(Entries taken from a collection)
#####

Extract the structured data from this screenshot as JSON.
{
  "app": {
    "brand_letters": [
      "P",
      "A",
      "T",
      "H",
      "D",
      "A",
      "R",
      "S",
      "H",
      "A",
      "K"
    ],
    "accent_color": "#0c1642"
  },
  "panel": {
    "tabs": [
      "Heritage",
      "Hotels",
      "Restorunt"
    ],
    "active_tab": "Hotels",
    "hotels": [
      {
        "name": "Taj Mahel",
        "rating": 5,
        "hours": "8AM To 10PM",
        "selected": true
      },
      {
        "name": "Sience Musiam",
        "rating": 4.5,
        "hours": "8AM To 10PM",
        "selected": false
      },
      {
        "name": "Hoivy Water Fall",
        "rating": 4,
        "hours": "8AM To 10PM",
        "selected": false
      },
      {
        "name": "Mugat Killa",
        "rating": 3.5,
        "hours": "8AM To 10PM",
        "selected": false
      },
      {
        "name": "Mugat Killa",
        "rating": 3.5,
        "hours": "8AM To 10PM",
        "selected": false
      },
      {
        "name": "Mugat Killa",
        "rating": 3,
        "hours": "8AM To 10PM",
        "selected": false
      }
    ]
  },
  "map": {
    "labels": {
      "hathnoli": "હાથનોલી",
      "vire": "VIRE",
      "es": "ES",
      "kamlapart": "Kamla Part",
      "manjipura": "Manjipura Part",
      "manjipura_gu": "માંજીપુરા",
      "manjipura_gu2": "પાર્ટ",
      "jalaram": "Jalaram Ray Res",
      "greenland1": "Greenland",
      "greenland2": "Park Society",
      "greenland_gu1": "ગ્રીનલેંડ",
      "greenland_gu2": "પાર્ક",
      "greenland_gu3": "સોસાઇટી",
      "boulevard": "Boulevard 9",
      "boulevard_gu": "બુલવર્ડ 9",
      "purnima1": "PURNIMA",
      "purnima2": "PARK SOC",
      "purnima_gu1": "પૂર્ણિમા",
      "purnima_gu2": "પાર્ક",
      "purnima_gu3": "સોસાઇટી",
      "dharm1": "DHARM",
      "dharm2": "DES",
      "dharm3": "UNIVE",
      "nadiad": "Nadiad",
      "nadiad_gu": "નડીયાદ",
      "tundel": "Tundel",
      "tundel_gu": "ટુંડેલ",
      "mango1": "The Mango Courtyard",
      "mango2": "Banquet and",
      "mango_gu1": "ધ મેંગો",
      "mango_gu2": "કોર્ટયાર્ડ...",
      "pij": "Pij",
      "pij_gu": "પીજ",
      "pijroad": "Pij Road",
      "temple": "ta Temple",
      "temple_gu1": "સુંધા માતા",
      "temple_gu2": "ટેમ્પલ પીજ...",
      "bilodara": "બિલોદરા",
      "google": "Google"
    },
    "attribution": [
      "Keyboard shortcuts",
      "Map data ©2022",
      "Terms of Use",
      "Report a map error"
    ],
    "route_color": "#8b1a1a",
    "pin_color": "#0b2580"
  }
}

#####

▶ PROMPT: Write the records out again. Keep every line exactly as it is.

▶ SOLUTION TO THE EXERCISE:
Extract the structured data from this screenshot as JSON.
{
  "app": {
    "brand_letters": [
      "P",
      "A",
      "T",
      "H",
      "D",
      "A",
      "R",
      "S",
      "H",
      "A",
      "K"
    ],
    "accent_color": "#0c1642"
  },
  "panel": {
    "tabs": [
      "Heritage",
      "Hotels",
      "Restorunt"
    ],
    "active_tab": "Hotels",
    "hotels": [
      {
        "name": "Taj Mahel",
        "rating": 5,
        "hours": "8AM To 10PM",
        "selected": true
      },
      {
        "name": "Sience Musiam",
        "rating": 4.5,
        "hours": "8AM To 10PM",
        "selected": false
      },
      {
        "name": "Hoivy Water Fall",
        "rating": 4,
        "hours": "8AM To 10PM",
        "selected": false
      },
      {
        "name": "Mugat Killa",
        "rating": 3.5,
        "hours": "8AM To 10PM",
        "selected": false
      },
      {
        "name": "Mugat Killa",
        "rating": 3.5,
        "hours": "8AM To 10PM",
        "selected": false
      },
      {
        "name": "Mugat Killa",
        "rating": 3,
        "hours": "8AM To 10PM",
        "selected": false
      }
    ]
  },
  "map": {
    "labels": {
      "hathnoli": "હાથનોલી",
      "vire": "VIRE",
      "es": "ES",
      "kamlapart": "Kamla Part",
      "manjipura": "Manjipura Part",
      "manjipura_gu": "માંજીપુરા",
      "manjipura_gu2": "પાર્ટ",
      "jalaram": "Jalaram Ray Res",
      "greenland1": "Greenland",
      "greenland2": "Park Society",
      "greenland_gu1": "ગ્રીનલેંડ",
      "greenland_gu2": "પાર્ક",
      "greenland_gu3": "સોસાઇટી",
      "boulevard": "Boulevard 9",
      "boulevard_gu": "બુલવર્ડ 9",
      "purnima1": "PURNIMA",
      "purnima2": "PARK SOC",
      "purnima_gu1": "પૂર્ણિમા",
      "purnima_gu2": "પાર્ક",
      "purnima_gu3": "સોસાઇટી",
      "dharm1": "DHARM",
      "dharm2": "DES",
      "dharm3": "UNIVE",
      "nadiad": "Nadiad",
      "nadiad_gu": "નડીયાદ",
      "tundel": "Tundel",
      "tundel_gu": "ટુંડેલ",
      "mango1": "The Mango Courtyard",
      "mango2": "Banquet and",
      "mango_gu1": "ધ મેંગો",
      "mango_gu2": "કોર્ટયાર્ડ...",
      "pij": "Pij",
      "pij_gu": "પીજ",
      "pijroad": "Pij Road",
      "temple": "ta Temple",
      "temple_gu1": "સુંધા માતા",
      "temple_gu2": "ટેમ્પલ પીજ...",
      "bilodara": "બિલોદરા",
      "google": "Google"
    },
    "attribution": [
      "Keyboard shortcuts",
      "Map data ©2022",
      "Terms of Use",
      "Report a map error"
    ],
    "route_color": "#8b1a1a",
    "pin_color": "#0b2580"
  }
}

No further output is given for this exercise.